■ Information shown
************

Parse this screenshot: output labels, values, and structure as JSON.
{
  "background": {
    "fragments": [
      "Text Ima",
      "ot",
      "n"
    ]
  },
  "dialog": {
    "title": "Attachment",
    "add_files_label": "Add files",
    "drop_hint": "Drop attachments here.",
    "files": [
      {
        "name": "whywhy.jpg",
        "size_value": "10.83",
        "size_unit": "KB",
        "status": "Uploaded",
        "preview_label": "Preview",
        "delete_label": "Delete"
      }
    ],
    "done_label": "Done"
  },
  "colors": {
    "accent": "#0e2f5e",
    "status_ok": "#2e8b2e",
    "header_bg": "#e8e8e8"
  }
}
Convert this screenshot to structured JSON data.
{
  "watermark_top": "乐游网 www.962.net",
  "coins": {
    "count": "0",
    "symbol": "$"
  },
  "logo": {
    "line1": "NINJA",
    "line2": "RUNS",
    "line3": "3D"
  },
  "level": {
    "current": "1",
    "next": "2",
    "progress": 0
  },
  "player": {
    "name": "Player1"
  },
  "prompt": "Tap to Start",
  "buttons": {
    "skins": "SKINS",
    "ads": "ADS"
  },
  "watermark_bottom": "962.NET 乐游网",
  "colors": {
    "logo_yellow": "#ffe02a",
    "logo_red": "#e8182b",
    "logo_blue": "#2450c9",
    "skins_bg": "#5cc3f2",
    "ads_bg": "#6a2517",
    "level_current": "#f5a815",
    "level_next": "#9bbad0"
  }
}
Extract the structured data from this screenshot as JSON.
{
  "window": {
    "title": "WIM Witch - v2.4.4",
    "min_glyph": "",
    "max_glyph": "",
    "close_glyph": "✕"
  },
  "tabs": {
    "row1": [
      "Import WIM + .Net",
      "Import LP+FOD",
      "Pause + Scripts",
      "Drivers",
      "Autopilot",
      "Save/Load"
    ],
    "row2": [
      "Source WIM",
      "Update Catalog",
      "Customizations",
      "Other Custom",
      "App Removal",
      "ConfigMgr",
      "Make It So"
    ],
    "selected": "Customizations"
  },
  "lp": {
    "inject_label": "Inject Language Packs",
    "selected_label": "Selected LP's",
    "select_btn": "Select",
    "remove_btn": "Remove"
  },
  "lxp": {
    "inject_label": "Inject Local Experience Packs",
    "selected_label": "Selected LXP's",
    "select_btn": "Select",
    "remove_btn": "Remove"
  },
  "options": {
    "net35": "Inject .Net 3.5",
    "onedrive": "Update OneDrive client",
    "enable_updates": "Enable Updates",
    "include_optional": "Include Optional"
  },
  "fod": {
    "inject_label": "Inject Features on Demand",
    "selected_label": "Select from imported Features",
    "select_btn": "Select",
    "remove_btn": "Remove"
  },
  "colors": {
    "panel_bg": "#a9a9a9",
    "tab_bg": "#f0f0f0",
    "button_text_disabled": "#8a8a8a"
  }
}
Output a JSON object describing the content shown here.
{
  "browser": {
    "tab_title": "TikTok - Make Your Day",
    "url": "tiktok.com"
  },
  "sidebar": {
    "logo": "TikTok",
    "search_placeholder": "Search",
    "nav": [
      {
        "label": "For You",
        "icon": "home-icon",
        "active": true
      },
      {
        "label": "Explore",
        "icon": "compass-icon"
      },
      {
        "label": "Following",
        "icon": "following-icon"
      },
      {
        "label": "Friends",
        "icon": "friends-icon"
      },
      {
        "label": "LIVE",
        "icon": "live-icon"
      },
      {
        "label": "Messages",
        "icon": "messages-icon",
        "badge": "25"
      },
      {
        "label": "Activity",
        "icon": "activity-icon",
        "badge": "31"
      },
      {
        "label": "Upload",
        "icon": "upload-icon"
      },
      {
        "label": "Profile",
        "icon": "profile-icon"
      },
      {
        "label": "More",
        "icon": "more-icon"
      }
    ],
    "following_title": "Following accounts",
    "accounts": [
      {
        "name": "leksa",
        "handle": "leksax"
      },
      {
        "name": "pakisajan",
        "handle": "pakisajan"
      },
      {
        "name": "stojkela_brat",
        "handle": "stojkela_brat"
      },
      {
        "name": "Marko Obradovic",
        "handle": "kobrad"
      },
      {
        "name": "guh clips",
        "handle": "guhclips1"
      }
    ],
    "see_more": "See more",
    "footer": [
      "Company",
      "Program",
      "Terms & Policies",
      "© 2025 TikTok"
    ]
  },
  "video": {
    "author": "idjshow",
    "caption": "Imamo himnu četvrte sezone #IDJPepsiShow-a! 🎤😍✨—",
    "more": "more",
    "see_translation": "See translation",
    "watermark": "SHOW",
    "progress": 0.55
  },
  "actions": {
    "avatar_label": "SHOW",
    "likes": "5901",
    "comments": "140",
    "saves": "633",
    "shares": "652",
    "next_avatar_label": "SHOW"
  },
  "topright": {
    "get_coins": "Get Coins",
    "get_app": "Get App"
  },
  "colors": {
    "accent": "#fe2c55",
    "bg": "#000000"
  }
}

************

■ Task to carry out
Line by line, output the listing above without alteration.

■ Reply
Parse this screenshot: output labels, values, and structure as JSON.
{
  "background": {
    "fragments": [
      "Text Ima",
      "ot",
      "n"
    ]
  },
  "dialog": {
    "title": "Attachment",
    "add_files_label": "Add files",
    "drop_hint": "Drop attachments here.",
    "files": [
      {
        "name": "whywhy.jpg",
        "size_value": "10.83",
        "size_unit": "KB",
        "status": "Uploaded",
        "preview_label": "Preview",
        "delete_label": "Delete"
      }
    ],
    "done_label": "Done"
  },
  "colors": {
    "accent": "#0e2f5e",
    "status_ok": "#2e8b2e",
    "header_bg": "#e8e8e8"
  }
}
Convert this screenshot to structured JSON data.
{
  "watermark_top": "乐游网 www.962.net",
  "coins": {
    "count": "0",
    "symbol": "$"
  },
  "logo": {
    "line1": "NINJA",
    "line2": "RUNS",
    "line3": "3D"
  },
  "level": {
    "current": "1",
    "next": "2",
    "progress": 0
  },
  "player": {
    "name": "Player1"
  },
  "prompt": "Tap to Start",
  "buttons": {
    "skins": "SKINS",
    "ads": "ADS"
  },
  "watermark_bottom": "962.NET 乐游网",
  "colors": {
    "logo_yellow": "#ffe02a",
    "logo_red": "#e8182b",
    "logo_blue": "#2450c9",
    "skins_bg": "#5cc3f2",
    "ads_bg": "#6a2517",
    "level_current": "#f5a815",
    "level_next": "#9bbad0"
  }
}
Extract the structured data from this screenshot as JSON.
{
  "window": {
    "title": "WIM Witch - v2.4.4",
    "min_glyph": "",
    "max_glyph": "",
    "close_glyph": "✕"
  },
  "tabs": {
    "row1": [
      "Import WIM + .Net",
      "Import LP+FOD",
      "Pause + Scripts",
      "Drivers",
      "Autopilot",
      "Save/Load"
    ],
    "row2": [
      "Source WIM",
      "Update Catalog",
      "Customizations",
      "Other Custom",
      "App Removal",
      "ConfigMgr",
      "Make It So"
    ],
    "selected": "Customizations"
  },
  "lp": {
    "inject_label": "Inject Language Packs",
    "selected_label": "Selected LP's",
    "select_btn": "Select",
    "remove_btn": "Remove"
  },
  "lxp": {
    "inject_label": "Inject Local Experience Packs",
    "selected_label": "Selected LXP's",
    "select_btn": "Select",
    "remove_btn": "Remove"
  },
  "options": {
    "net35": "Inject .Net 3.5",
    "onedrive": "Update OneDrive client",
    "enable_updates": "Enable Updates",
    "include_optional": "Include Optional"
  },
  "fod": {
    "inject_label": "Inject Features on Demand",
    "selected_label": "Select from imported Features",
    "select_btn": "Select",
    "remove_btn": "Remove"
  },
  "colors": {
    "panel_bg": "#a9a9a9",
    "tab_bg": "#f0f0f0",
    "button_text_disabled": "#8a8a8a"
  }
}
Output a JSON object describing the content shown here.
{
  "browser": {
    "tab_title": "TikTok - Make Your Day",
    "url": "tiktok.com"
  },
  "sidebar": {
    "logo": "TikTok",
    "search_placeholder": "Search",
    "nav": [
      {
        "label": "For You",
        "icon": "home-icon",
        "active": true
      },
      {
        "label": "Explore",
        "icon": "compass-icon"
      },
      {
        "label": "Following",
        "icon": "following-icon"
      },
      {
        "label": "Friends",
        "icon": "friends-icon"
      },
      {
        "label": "LIVE",
        "icon": "live-icon"
      },
      {
        "label": "Messages",
        "icon": "messages-icon",
        "badge": "25"
      },
      {
        "label": "Activity",
        "icon": "activity-icon",
        "badge": "31"
      },
      {
        "label": "Upload",
        "icon": "upload-icon"
      },
      {
        "label": "Profile",
        "icon": "profile-icon"
      },
      {
        "label": "More",
        "icon": "more-icon"
      }
    ],
    "following_title": "Following accounts",
    "accounts": [
      {
        "name": "leksa",
        "handle": "leksax"
      },
      {
        "name": "pakisajan",
        "handle": "pakisajan"
      },
      {
        "name": "stojkela_brat",
        "handle": "stojkela_brat"
      },
      {
        "name": "Marko Obradovic",
        "handle": "kobrad"
      },
      {
        "name": "guh clips",
        "handle": "guhclips1"
      }
    ],
    "see_more": "See more",
    "footer": [
      "Company",
      "Program",
      "Terms & Policies",
      "© 2025 TikTok"
    ]
  },
  "video": {
    "author": "idjshow",
    "caption": "Imamo himnu četvrte sezone #IDJPepsiShow-a! 🎤😍✨—",
    "more": "more",
    "see_translation": "See translation",
    "watermark": "SHOW",
    "progress": 0.55
  },
  "actions": {
    "avatar_label": "SHOW",
    "likes": "5901",
    "comments": "140",
    "saves": "633",
    "shares": "652",
    "next_avatar_label": "SHOW"
  },
  "topright": {
    "get_coins": "Get Coins",
    "get_app": "Get App"
  },
  "colors": {
    "accent": "#fe2c55",
    "bg": "#000000"
  }
}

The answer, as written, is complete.